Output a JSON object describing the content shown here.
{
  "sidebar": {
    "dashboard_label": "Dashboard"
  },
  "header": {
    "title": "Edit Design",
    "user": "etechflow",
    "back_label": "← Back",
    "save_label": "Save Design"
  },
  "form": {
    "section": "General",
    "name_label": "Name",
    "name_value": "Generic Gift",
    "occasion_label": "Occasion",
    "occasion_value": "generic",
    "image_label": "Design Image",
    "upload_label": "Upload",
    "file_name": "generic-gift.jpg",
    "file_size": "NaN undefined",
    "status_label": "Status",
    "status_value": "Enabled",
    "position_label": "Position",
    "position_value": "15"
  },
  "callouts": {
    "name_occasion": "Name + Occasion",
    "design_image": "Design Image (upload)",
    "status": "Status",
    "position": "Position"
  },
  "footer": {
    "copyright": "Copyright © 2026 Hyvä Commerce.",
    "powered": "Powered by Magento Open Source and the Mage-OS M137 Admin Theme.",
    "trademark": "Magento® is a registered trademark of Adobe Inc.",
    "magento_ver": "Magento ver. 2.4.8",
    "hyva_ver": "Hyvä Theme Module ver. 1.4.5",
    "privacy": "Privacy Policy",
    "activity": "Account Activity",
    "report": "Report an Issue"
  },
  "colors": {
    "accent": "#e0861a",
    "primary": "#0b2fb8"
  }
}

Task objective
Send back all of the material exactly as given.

Exercise response
Output a JSON object describing the content shown here.
{
  "sidebar": {
    "dashboard_label": "Dashboard"
  },
  "header": {
    "title": "Edit Design",
    "user": "etechflow",
    "back_label": "← Back",
    "save_label": "Save Design"
  },
  "form": {
    "section": "General",
    "name_label": "Name",
    "name_value": "Generic Gift",
    "occasion_label": "Occasion",
    "occasion_value": "generic",
    "image_label": "Design Image",
    "upload_label": "Upload",
    "file_name": "generic-gift.jpg",
    "file_size": "NaN undefined",
    "status_label": "Status",
    "status_value": "Enabled",
    "position_label": "Position",
    "position_value": "15"
  },
  "callouts": {
    "name_occasion": "Name + Occasion",
    "design_image": "Design Image (upload)",
    "status": "Status",
    "position": "Position"
  },
  "footer": {
    "copyright": "Copyright © 2026 Hyvä Commerce.",
    "powered": "Powered by Magento Open Source and the Mage-OS M137 Admin Theme.",
    "trademark": "Magento® is a registered trademark of Adobe Inc.",
    "magento_ver": "Magento ver. 2.4.8",
    "hyva_ver": "Hyvä Theme Module ver. 1.4.5",
    "privacy": "Privacy Policy",
    "activity": "Account Activity",
    "report": "Report an Issue"
  },
  "colors": {
    "accent": "#e0861a",
    "primary": "#0b2fb8"
  }
}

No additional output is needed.